Hidden away from Copenhagen ‘s tourist attractions, is a homeless encampment called Christiana. This is a city within a city, peopled by the impoverished and the weird; a mini-United Nations where black, brown and white live together in an incredible Utopia of their own creation – a junkyard made habitable, and decked up in psychedelic colours and exclusive graffiti, which at once attracts and repels.
In 1970, a group of Hippies appropriated some empty, unused godowns close to the Copenhagen harbour, and refused to be evicted by the legitimate owners. As the land belonged to the State, politicians entered the fray. While Conservatives advocated eviction, the Left was in favour of letting them stay. By 1973, the State was willing to tolerate it as a “social experiment,” for three years. In 1975, when the Police tried to clear the colony once more, they were met with a powerful protest by a 10,000 strong mob.
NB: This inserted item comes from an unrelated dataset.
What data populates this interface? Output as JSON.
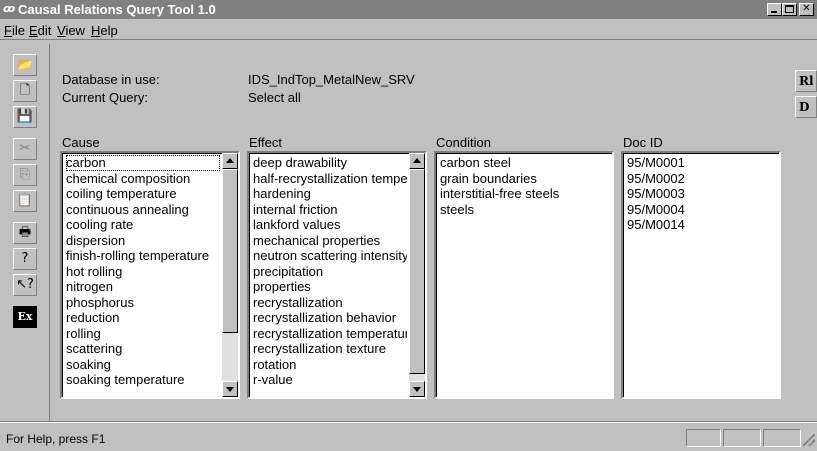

A similar futile attempt was made in 1978, until better sense prevailed, and the Government realized the wisdom of containing such an anti-society group within a limited area, rather that having them spread over the city. And so, in 1986, the Government decided to recognize this colony as a part of the city, under a contract that no one could possess lethal weapons, no hard drugs would be sold, and no alcoholic brawls would be tolerated.
Today, 34 years down the line, Christiana this “ Paradise for Losers” has a population of a thousand people. Many of them are third generation residents. Only some receive social security. Others find odd jobs to do in the city, or are self-employed. Artists and musicians, tinkers and tailors, drug addicts and wastrels, they live in harmony. Housing is cheap, as their shelters are made from waste material. Broken down trucks, tin sheds, tattered canvas, cardboard and paper are all put to good use. Each family builds its own shelter, which cannot be sold. The streets have no names and the houses no numbers. The residents are known by nicknames. They have their own restaurants, a theatre for plays and concerts, a circus, a kindergarten, a playground, poultry runs, and a cycle shop, where cycles are made from scrap, with boxes attached for transporting material. These utility cycles are in great demand in Copenhagen , and proudly display the name Christiana on their sides.
There is no representative committee, and all residents attend meetings, which tend to be long drawn out and chaotic. Even so, there is some mechanism by which discipline is enforced. While the sale of Hashish is legalized in this area, Cocaine and LSD are prohibited. Addicts who cause problems are sent away to detoxification centres.
Each family pays 100 kroners per month into a common kitty, for water, electricity and garbage disposal. With so much Hashish available, one sees bleary-eyed residents in various stages of nirvana. Yet everything is peaceful, and visitors can walk around without fear of being molested. Photography however, is strictly prohibited.
There are quite a few Indian residents speaking Hindi and Tamil. Have they voluntarily opted out of the rat race, or were they compelled by circumstances, to seek refuge in such a chaotic dump? Here live a group of invisible Non Resident Indians, languishing unhonoured and unsung, in the Free City of Christiana, whose motto remains “One for all, and all for one.”
Sunday Herald 28-11-2004